Even before the Boston Marathon bombing on April 15, the world’s cellular phone networks were creaking, just barely able to keep up with our ever-stretching appetite for voice and data bandwidth—never mind the crippling usage spike that accompanies the now all-too-frequent superstorm or terrorist attack. What’s clear is that carriers need a wireless equivalent to fat fiber.

A wireless communications technology conceived by two astronomers and fine-tuned over nearly a decade under the watchful eye of the U.S. military is being billed as just that. Its first commercial deployment later this spring could keep mobile networks up and running when crisis hits. It could eventually pave the way for super-fast wireless broadband that approaches speeds of Google Fiber.

The technology was developed in the labs of AOptix, a Silicon Valley technology company that’s raised $123 million from the likes of Clearstone Venture Partners, DAG Ventures, and Kleiner Perkins Caufield & Byers. The company has used its proprietary “adaptive optics” technology primarily for biometric airport security. The technology can also beam vast amounts of data and voice long distances, across the light spectrum, via a super-precise set of lasers and radio transmitters. That use in particular caught the attention of the U.S. Department of Defense, which wanted to create a massive, long-distance data link with military jets while in flight.

“For the military, we can send the equivalent of 80 gigabits per second of data from an airplane, flying as far as 200 kilometers away, to the ground, or vice-versa,” says AOptix Chief Executive Officer Dean Senner. “The U.S. military has been an important proving ground for our technologies.”

Now the same technology that fighter pilots rely on to get mission-critical data beamed to them as they approach Mach speed will be available to overburdened mobile phone networks such as the ones frightened marathon fans cursed in Boston on Monday. “This is a wireless solution that is a fiber alternative,” Senner says.

AOptix’s wireless technology can beam multiple gigabits of voice and data capacity over a mobile carrier’s existing network, providing extra “backhaul” capacity without having to erect new cell towers.

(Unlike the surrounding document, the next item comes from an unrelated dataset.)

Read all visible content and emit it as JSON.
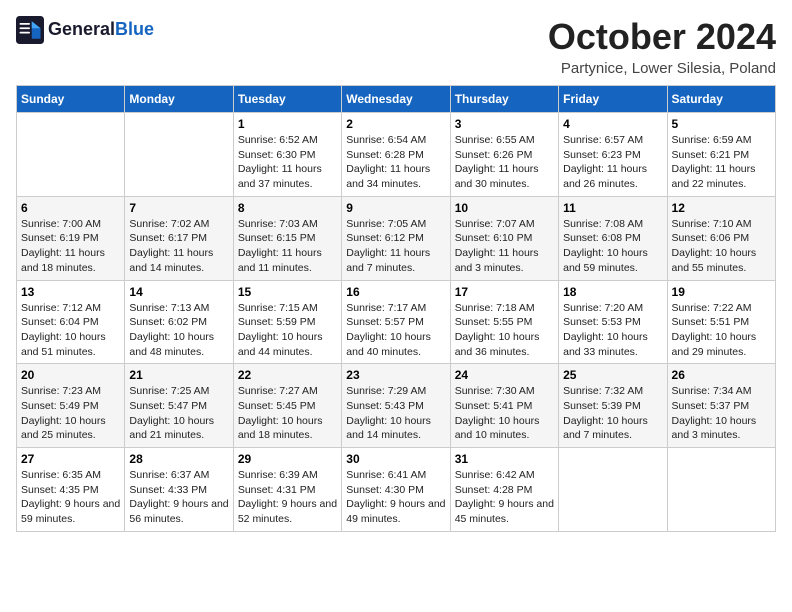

Eventually, the company sees corporate clients signing on to get dedicated “wireless fiber” lines to their workplaces, too. “There are something like 700,000 office buildings in North America without access to fiber,” Senner says. “In an afternoon, we could get a corporate campus hooked up.”

Skeptics abound. The high speed communications link breaks down in fog, for example, producing the equivalent of a severed line of communications. For this reason, AOptix adapted its signal transmitters to make use of a second slice of spectrum—called e-band—to keep the virtual fiber line running in all weather conditions. The breakthrough was enough to sign its first commercial client in the wireless industry, Anova Technologies, which will use the technology to sell traders on the promise of high-speed wireless trading. Next month, Senner says AOptix will announce the next set of customers: overtaxed mobile networks.